75 miles north- west of Cracow is our next stop for the night. Brian and Wendy have gone off in a different direction. They have headed north as they intend, amongst other things, to fit in a visit to some relatives of Wendy who live in Copenhagen. It is very quiet here. The only noises are the gentle breeze, the bird song, and my stomach rumbling as I wait for my lunch. There is one other noise that I will tell you about, as long as no-one tells Elaine. It is the croaking of the little green frog that I spotted by the lily pads in the pond beside us.
I will not put the picture I took of the frog, in consideration of the people I know that suffer from ranidaphobia (the fear of frogs).
Hope you like the picture of the dragon fly; the little fella is such a gorgeous colour. As I typed that last sentence, Google underlined the word fella, telling me I should consider using gender-neutral language. I humbly apologise to anyone is offended but I know it is a male dragonfly as the females are a totally different colour. You would have thought Google would have known that as well.
After the mental bashing of yesterday It is so nice to be on this quirky little site. Once again, we are the only campers here and I must say, the tranquillity here is bliss. The blue skies disappeared, covered by a blanket of high cloud and it certainly cooled it down to a nice comfortable temperature

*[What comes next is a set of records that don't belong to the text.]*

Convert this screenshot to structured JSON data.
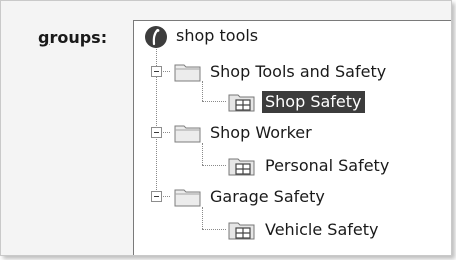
{
  "field": {
    "label_first": "g",
    "label_rest": "roups:"
  },
  "tree": {
    "root": {
      "label": "shop tools",
      "icon": "root-globe-icon"
    },
    "groups": [
      {
        "label": "Shop Tools and Safety",
        "icon": "folder-icon",
        "expanded": true,
        "children": [
          {
            "label": "Shop Safety",
            "icon": "grid-group-icon",
            "selected": true
          }
        ]
      },
      {
        "label": "Shop Worker",
        "icon": "folder-icon",
        "expanded": true,
        "children": [
          {
            "label": "Personal Safety",
            "icon": "grid-group-icon",
            "selected": false
          }
        ]
      },
      {
        "label": "Garage Safety",
        "icon": "folder-icon",
        "expanded": true,
        "children": [
          {
            "label": "Vehicle Safety",
            "icon": "grid-group-icon",
            "selected": false
          }
        ]
      }
    ]
  }
}
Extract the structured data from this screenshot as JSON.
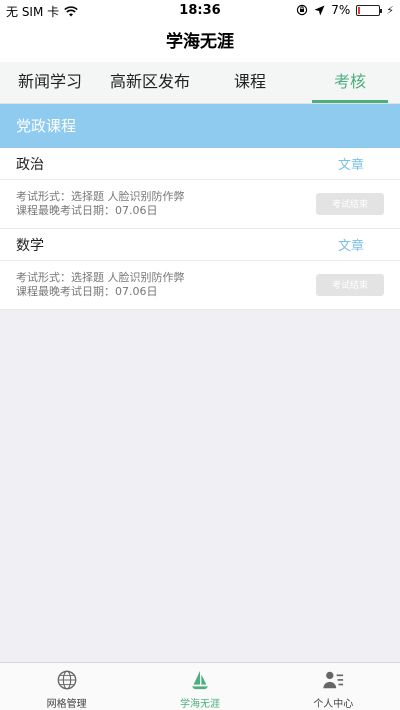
{
  "status_bar": {
    "carrier": "无 SIM 卡",
    "time": "18:36",
    "battery": "7%",
    "battery_level": 0.07,
    "battery_color": "#e53935"
  },
  "nav": {
    "title": "学海无涯"
  },
  "tabs": [
    {
      "label": "新闻学习",
      "active": false
    },
    {
      "label": "高新区发布",
      "active": false
    },
    {
      "label": "课程",
      "active": false
    },
    {
      "label": "考核",
      "active": true
    }
  ],
  "section": {
    "title": "党政课程"
  },
  "courses": [
    {
      "name": "政治",
      "link": "文章",
      "exam_format": "考试形式：选择题 人脸识别防作弊",
      "deadline": "课程最晚考试日期：07.06日",
      "button": "考试结束"
    },
    {
      "name": "数学",
      "link": "文章",
      "exam_format": "考试形式：选择题 人脸识别防作弊",
      "deadline": "课程最晚考试日期：07.06日",
      "button": "考试结束"
    }
  ],
  "tabbar": [
    {
      "label": "网格管理",
      "icon": "grid-globe-icon",
      "active": false
    },
    {
      "label": "学海无涯",
      "icon": "sailboat-icon",
      "active": true
    },
    {
      "label": "个人中心",
      "icon": "user-list-icon",
      "active": false
    }
  ],
  "colors": {
    "accent": "#4caf7d",
    "section_header": "#8ecbef",
    "link": "#7bc0e8",
    "disabled_button": "#e3e3e3"
  }
}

10th, 11th/06/2018 Wroclaw
Our chosen destination today is Wroclaw. The sat nav kept trying to turn us onto a motorway that is just at the start of being built. Every time we didn’t turn when we were told, for the next umpteen miles we were given detailed instructions of where to turn around. Just to demonstrate my patience, I have to tell you that the wretched thing didn’t get thrown out of the window. It, I mean the sat nav, showed its impatience with us for not following its instructions: it just turned itself off and wouldn’t be started again.
So, Elaine’s map reading came into play and after 142 miles, we arrived at our stop for the night. Tomorrow we will take ourselves into the City as our book says that there are lots to be seen there. We met a German woman in Greece. When we told her about going into Poland, she said “What do you want to go to Poland for? It will be like stepping back into the 1950s” She is just the proof that you shouldn’t make wild statements when you do not know what you are talking about. So far, and I know it is early days in our travels here but there is nothing old fashioned or dated in anything we have seen so far. We do not see British motorhomes travelling the Eastern European countries. All I can say is that they do not know what they are missing.